_TASK TO COMPLETE_
Down to the last line, set down the material below exactly; skip the pictures.
**** DATA ****
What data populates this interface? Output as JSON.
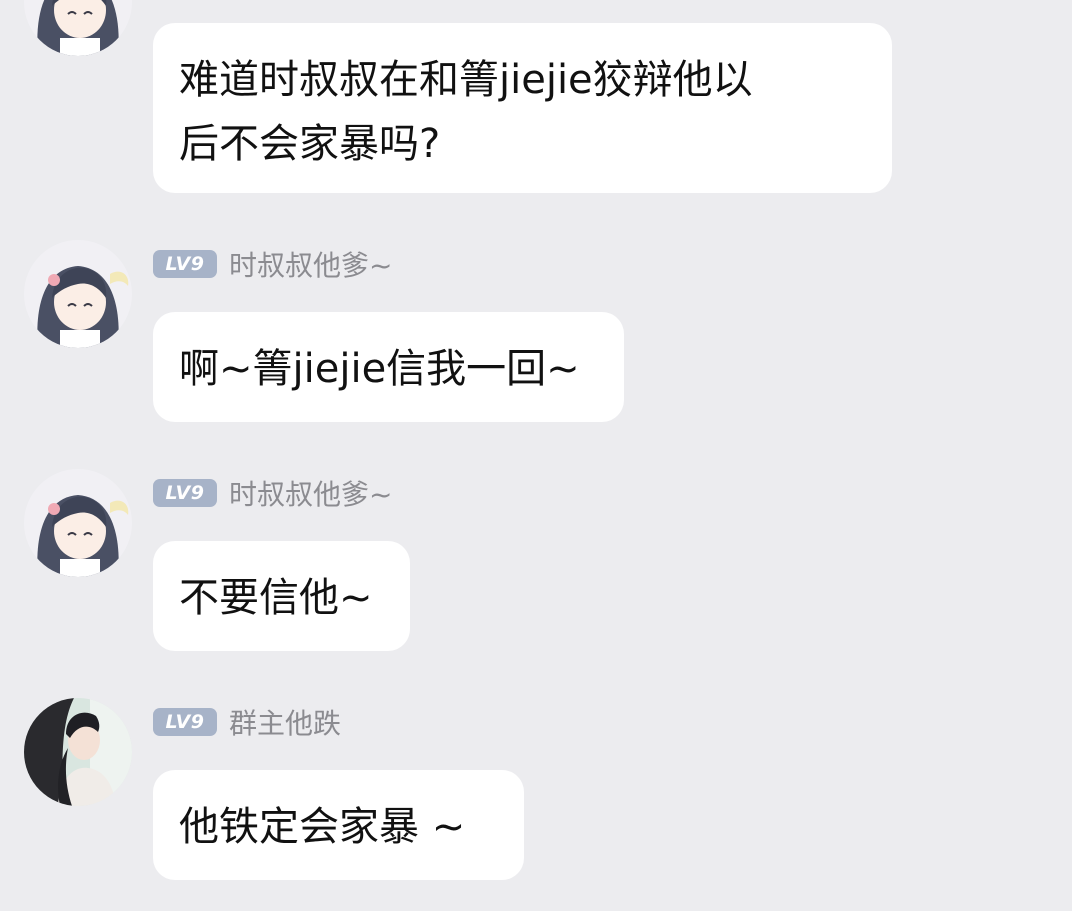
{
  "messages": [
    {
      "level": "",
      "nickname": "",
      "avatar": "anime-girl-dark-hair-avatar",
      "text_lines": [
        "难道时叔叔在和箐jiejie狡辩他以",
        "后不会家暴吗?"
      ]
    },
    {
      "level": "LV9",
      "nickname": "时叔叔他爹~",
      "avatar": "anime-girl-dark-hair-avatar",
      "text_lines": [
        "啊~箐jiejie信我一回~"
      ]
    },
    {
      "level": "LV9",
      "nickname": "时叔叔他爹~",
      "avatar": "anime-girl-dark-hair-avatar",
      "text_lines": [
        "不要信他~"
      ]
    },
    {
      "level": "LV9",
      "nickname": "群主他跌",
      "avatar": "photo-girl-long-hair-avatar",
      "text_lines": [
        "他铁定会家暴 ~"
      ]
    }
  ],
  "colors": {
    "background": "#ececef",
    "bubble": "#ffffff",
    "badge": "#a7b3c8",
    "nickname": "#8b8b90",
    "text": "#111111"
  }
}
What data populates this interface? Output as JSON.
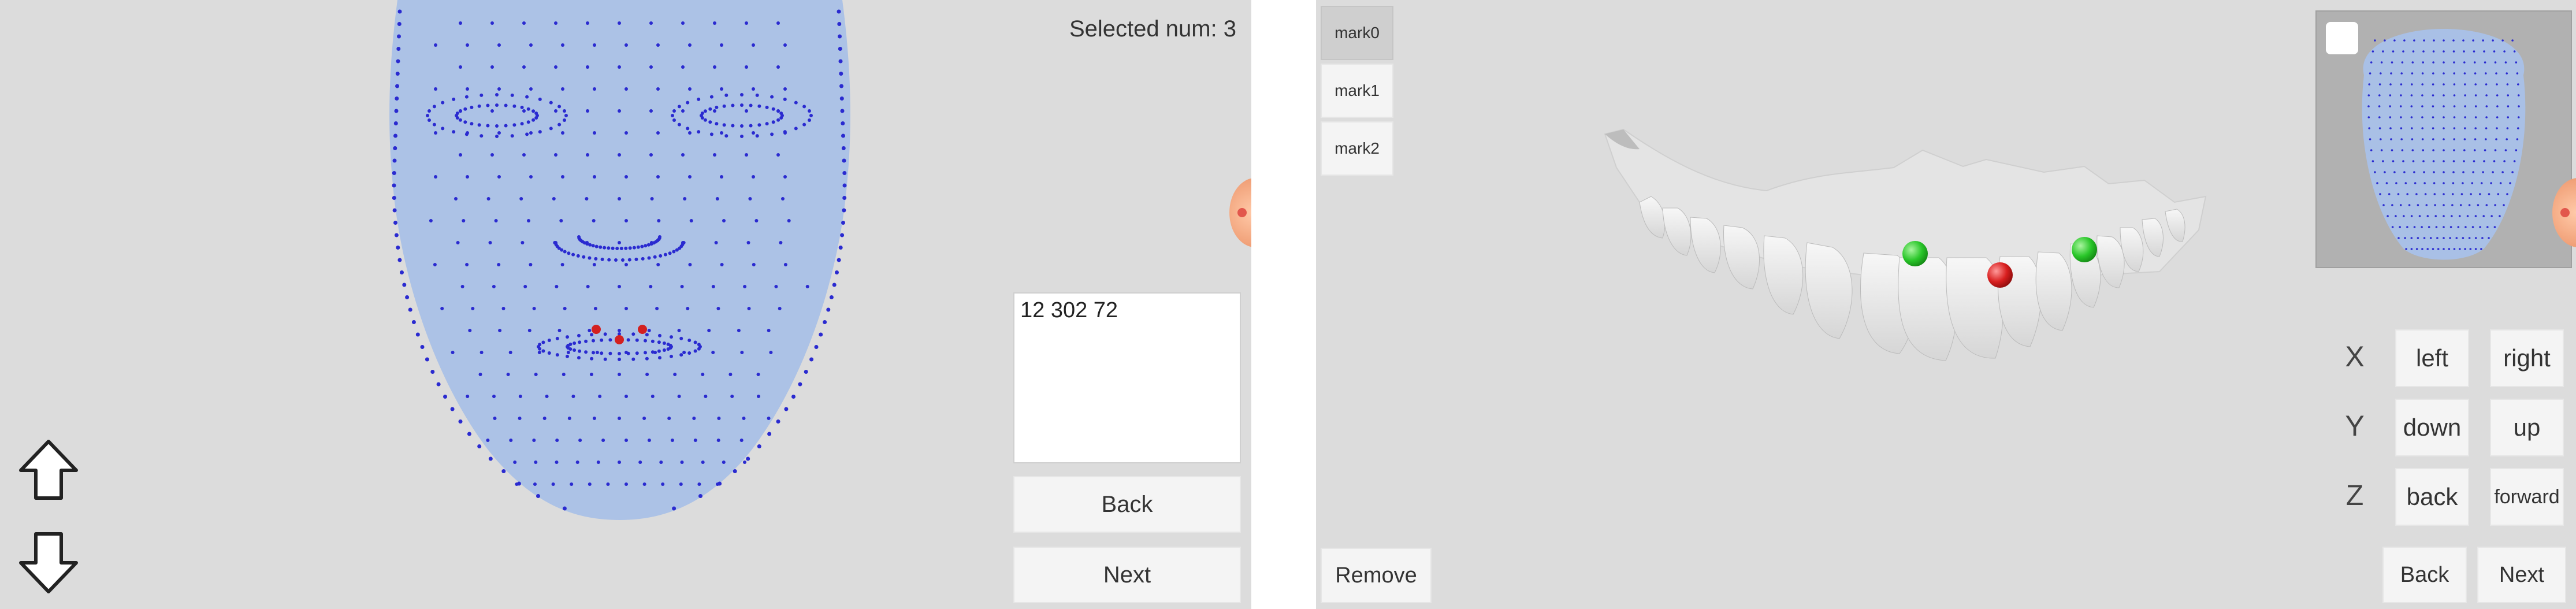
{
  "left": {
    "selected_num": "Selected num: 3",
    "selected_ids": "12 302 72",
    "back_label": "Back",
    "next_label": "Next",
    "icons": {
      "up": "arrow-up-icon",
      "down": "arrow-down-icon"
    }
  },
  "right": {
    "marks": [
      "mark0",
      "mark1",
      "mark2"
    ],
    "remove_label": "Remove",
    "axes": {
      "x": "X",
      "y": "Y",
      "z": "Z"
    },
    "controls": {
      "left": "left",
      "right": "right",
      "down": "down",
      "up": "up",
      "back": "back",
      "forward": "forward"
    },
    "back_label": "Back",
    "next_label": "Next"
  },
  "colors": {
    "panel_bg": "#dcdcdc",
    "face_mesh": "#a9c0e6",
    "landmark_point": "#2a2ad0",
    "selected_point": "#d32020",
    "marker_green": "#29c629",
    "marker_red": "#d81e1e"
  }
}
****
_OUTPUT OF THE EXERCISE_
What data populates this interface? Output as JSON.
{
  "messages": [
    {
      "level": "",
      "nickname": "",
      "avatar": "anime-girl-dark-hair-avatar",
      "text_lines": [
        "难道时叔叔在和箐jiejie狡辩他以",
        "后不会家暴吗?"
      ]
    },
    {
      "level": "LV9",
      "nickname": "时叔叔他爹~",
      "avatar": "anime-girl-dark-hair-avatar",
      "text_lines": [
        "啊~箐jiejie信我一回~"
      ]
    },
    {
      "level": "LV9",
      "nickname": "时叔叔他爹~",
      "avatar": "anime-girl-dark-hair-avatar",
      "text_lines": [
        "不要信他~"
      ]
    },
    {
      "level": "LV9",
      "nickname": "群主他跌",
      "avatar": "photo-girl-long-hair-avatar",
      "text_lines": [
        "他铁定会家暴 ~"
      ]
    }
  ],
  "colors": {
    "background": "#ececef",
    "bubble": "#ffffff",
    "badge": "#a7b3c8",
    "nickname": "#8b8b90",
    "text": "#111111"
  }
}
What data populates this interface? Output as JSON.
{
  "left": {
    "selected_num": "Selected num: 3",
    "selected_ids": "12 302 72",
    "back_label": "Back",
    "next_label": "Next",
    "icons": {
      "up": "arrow-up-icon",
      "down": "arrow-down-icon"
    }
  },
  "right": {
    "marks": [
      "mark0",
      "mark1",
      "mark2"
    ],
    "remove_label": "Remove",
    "axes": {
      "x": "X",
      "y": "Y",
      "z": "Z"
    },
    "controls": {
      "left": "left",
      "right": "right",
      "down": "down",
      "up": "up",
      "back": "back",
      "forward": "forward"
    },
    "back_label": "Back",
    "next_label": "Next"
  },
  "colors": {
    "panel_bg": "#dcdcdc",
    "face_mesh": "#a9c0e6",
    "landmark_point": "#2a2ad0",
    "selected_point": "#d32020",
    "marker_green": "#29c629",
    "marker_red": "#d81e1e"
  }
}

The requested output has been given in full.